MILTON-FREEWATER — Nearly 6,000 voices representing 101 countries were chosen from more than 8,400 auditions for the five minutes of the song.
And Milton-Freewater Unified School District music educator and choir director Melissa Cunnington is happy to be counted among them.
“Fly to Paradise,” a 13-minute virtual choir brainchild of American-born composer, conductor and lecturer Eric Whitacre, was released June 11 on YouTube and had garnered more than 224,000 views by this morning — 83,000 of those in the first 24 hours.
Soprano, altos, tenors and bassos from all corners of the world learned the music and recorded themselves singing. The submissions were then uploaded onto a server and a video team sized and synched the videos to build the creation, said Claire Long, executive producer.
“Voila. It’s no easy or inexpensive process, though,” she said.
It is the fourth such effort from Whitacre, who chose “Fly to Paradise” from his award-winning musical “Paradise Lost.” The show is heavily influenced by Japanese anime and manga, and is a mix of musical theater, opera, electronica and film score.
Cunnington participated for the first time in Whitacre’s virtual choir after learning about the concept while working on her masters degree, she said.
“You probably won’t see my face,” she said. “But you can find my name in the list of the credits at seven minutes, 20 seconds of the video.”
The idea began for London-based Whitacre in 2009 when a fan of his recorded a video of herself singing one of his songs in soprano and shared it on YouTube. The composer was taken with the video and asked others to do the same to form a choir — not to replace live choirs but to build a global community of musicians, Whitacre said on his web page.
In 2010, the composer went online to seek like-minded singers. He videotaped himself conducting “Sleep” and imagined the participants in front of him. They, in turn, watched the video and sang to his direction. That ensures everyone is seeing the same movement at the same moment in the music, Cunnington explained.
On the fantasy-style video of “Fly to Paradise,” the faces of the 5,905 singers fill individual windows of cyber skyscrapers, in a crayon-hued city set in a sort of moonscape, while an animated angel walks — then flies — among them.
Initially Cunnington, a performer in her own right who has produced CDs, sang in local bands and participated in many choirs, was unsure how to audition for Whitacre. A tutorial on his website, however, showed the way and chatting with virtual choir members online gave her more direction, she said.

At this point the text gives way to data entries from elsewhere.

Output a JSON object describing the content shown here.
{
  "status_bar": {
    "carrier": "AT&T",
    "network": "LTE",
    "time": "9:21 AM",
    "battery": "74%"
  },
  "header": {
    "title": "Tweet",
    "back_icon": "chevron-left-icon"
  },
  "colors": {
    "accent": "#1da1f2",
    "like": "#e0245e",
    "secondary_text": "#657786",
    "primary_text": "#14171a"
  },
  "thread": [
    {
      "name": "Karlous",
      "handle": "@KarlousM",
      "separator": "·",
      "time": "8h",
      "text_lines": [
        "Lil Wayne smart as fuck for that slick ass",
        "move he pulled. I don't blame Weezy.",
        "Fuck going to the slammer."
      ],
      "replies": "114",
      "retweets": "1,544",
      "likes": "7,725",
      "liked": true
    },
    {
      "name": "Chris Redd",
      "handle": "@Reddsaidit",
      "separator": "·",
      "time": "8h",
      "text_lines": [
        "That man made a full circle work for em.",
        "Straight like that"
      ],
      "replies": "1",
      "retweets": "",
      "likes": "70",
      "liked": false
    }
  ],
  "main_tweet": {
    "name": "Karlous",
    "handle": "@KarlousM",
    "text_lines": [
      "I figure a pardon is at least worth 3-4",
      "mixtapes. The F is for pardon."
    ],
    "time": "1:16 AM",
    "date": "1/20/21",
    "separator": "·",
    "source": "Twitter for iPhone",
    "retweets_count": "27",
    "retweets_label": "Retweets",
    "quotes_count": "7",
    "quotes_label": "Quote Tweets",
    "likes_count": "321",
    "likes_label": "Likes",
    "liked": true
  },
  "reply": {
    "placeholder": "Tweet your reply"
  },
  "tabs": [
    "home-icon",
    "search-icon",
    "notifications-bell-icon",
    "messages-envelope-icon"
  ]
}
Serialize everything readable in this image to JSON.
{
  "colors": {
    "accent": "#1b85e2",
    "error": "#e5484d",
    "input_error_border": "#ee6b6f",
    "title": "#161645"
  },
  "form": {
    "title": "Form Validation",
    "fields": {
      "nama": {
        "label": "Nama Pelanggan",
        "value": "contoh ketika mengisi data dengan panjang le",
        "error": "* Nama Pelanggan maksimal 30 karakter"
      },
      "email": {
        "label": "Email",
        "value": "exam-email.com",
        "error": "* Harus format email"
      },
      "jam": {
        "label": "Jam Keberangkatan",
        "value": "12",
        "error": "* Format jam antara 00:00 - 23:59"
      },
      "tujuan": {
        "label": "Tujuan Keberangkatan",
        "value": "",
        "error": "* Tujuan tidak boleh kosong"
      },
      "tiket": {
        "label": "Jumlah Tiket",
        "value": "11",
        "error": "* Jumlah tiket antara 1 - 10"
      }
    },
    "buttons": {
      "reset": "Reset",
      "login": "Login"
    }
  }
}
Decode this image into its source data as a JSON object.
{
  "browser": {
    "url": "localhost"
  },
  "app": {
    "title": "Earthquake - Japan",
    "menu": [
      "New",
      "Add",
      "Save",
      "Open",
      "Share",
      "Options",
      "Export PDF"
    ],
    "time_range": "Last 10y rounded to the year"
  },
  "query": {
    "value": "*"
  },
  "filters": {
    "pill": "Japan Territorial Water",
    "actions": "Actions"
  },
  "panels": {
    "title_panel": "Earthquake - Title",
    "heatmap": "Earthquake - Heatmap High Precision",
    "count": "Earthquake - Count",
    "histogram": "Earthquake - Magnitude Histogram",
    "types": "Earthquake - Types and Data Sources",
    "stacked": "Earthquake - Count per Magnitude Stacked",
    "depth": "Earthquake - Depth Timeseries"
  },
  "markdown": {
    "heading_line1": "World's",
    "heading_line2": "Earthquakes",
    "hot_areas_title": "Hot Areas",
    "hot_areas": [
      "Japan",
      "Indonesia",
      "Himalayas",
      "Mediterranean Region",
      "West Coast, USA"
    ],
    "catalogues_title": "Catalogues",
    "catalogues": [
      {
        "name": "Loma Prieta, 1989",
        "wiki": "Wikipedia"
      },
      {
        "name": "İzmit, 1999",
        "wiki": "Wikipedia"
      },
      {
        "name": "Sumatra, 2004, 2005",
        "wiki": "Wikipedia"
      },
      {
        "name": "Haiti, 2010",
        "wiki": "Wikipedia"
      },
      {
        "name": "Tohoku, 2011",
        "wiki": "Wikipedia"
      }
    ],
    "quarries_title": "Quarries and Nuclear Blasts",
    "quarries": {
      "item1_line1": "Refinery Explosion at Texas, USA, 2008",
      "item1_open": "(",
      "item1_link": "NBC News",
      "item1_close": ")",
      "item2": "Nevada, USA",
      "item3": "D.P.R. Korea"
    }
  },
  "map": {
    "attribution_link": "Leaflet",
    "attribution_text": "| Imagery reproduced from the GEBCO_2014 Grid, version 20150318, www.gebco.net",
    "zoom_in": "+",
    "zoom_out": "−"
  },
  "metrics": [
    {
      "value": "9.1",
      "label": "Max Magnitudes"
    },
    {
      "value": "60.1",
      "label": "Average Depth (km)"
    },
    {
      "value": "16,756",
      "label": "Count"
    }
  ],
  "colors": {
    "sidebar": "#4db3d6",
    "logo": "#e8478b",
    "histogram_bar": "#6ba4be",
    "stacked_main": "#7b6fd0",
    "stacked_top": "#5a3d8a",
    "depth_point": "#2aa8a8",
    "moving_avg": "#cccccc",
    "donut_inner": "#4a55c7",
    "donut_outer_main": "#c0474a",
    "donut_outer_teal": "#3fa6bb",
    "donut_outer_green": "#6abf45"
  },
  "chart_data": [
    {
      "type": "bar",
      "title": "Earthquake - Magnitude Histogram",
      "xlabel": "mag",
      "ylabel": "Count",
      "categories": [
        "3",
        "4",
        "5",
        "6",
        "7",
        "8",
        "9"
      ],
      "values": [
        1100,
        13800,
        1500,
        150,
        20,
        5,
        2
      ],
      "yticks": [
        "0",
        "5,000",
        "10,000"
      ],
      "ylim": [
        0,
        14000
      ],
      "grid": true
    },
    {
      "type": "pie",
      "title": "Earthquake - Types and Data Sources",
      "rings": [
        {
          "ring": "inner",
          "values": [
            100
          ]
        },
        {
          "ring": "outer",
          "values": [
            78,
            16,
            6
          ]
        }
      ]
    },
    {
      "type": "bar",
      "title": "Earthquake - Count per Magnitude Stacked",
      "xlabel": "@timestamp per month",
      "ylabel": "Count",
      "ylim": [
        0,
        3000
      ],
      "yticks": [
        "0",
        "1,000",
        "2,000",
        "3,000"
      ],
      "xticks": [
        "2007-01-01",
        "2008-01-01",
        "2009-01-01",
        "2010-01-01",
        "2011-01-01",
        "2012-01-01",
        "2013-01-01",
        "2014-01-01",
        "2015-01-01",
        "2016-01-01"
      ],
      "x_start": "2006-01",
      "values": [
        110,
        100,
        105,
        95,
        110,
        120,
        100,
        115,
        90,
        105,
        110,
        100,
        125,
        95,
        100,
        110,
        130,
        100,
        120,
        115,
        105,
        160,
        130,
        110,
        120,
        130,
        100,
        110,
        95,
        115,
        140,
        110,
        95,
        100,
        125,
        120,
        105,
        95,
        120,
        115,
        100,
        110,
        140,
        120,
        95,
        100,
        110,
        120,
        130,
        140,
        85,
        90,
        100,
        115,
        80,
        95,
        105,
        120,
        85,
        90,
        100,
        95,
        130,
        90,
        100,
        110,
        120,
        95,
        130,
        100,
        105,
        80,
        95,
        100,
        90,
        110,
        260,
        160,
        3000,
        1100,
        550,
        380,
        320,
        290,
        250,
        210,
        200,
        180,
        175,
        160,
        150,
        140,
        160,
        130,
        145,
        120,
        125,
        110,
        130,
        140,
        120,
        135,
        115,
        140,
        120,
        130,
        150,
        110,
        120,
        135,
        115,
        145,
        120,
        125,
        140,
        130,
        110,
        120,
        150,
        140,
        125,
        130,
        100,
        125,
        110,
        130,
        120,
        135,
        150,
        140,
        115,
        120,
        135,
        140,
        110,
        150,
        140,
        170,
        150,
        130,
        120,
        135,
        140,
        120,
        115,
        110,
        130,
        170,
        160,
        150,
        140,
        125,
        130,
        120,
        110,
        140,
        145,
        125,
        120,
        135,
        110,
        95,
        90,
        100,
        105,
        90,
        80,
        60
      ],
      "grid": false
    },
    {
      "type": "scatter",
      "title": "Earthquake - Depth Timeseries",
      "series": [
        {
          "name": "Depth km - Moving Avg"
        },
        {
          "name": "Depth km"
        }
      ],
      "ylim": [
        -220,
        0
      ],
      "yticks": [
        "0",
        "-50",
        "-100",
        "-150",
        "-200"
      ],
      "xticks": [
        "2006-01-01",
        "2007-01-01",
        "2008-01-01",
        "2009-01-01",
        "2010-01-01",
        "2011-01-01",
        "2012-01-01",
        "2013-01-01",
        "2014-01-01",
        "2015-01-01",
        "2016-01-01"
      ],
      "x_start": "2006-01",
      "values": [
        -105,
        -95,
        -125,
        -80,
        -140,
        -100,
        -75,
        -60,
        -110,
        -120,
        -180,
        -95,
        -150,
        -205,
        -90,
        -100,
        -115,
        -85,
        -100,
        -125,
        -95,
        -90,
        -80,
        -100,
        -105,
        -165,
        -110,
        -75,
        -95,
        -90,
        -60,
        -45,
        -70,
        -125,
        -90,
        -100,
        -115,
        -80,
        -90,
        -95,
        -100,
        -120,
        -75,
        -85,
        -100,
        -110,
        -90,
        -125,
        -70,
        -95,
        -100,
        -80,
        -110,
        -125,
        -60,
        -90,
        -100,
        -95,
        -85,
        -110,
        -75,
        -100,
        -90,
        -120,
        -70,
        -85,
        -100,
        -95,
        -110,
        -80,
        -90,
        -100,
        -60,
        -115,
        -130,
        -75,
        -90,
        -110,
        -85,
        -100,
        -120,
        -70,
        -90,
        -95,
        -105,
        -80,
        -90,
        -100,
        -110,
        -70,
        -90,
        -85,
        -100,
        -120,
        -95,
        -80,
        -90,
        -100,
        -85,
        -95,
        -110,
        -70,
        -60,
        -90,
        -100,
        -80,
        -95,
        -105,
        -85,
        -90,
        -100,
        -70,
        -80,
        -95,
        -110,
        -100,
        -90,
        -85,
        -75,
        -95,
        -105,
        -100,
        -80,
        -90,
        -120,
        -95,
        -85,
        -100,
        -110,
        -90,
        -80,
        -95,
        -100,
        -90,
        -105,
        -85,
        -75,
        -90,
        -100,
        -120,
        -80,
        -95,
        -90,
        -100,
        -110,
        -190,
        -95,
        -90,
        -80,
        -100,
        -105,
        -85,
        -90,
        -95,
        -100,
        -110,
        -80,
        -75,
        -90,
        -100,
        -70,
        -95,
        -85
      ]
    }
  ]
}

“It’s like this family,” she said. “People talk to each other in these forums and they are so welcoming to new voices. I had questions and people just jumped in there and answered them.”
People of all ages have embraced the projects. In Virtual Choir 4, singers from age 6 to 98 contribute to Whitacre’s most ambitious online effort thus far. All donned black tops and recorded in front of a simple background, Cunnington said. “I just hung a sheet behind me.”
Even with her level of experience in public singing, it was a vulnerable moment, she added.
“You’re not with other people, per se. And I have recorded my own voice and I get to nitpick everything,” she said. “This one I had no control over. I think it could be nerve-racking for people who have done less solo work and recording.”
She said she’s anxious to introduce the virtual choir concept to her McLoughlin High School students.
“To show kids how people from around the world can create music together. They are connecting on a completely new level … there are not a lot of accolades, but it’s greater than yourself, greater than your own world. This is limited to a few mediums that can share like this.”
Sheila Hagar can be reached at email@example.com or 526-8322.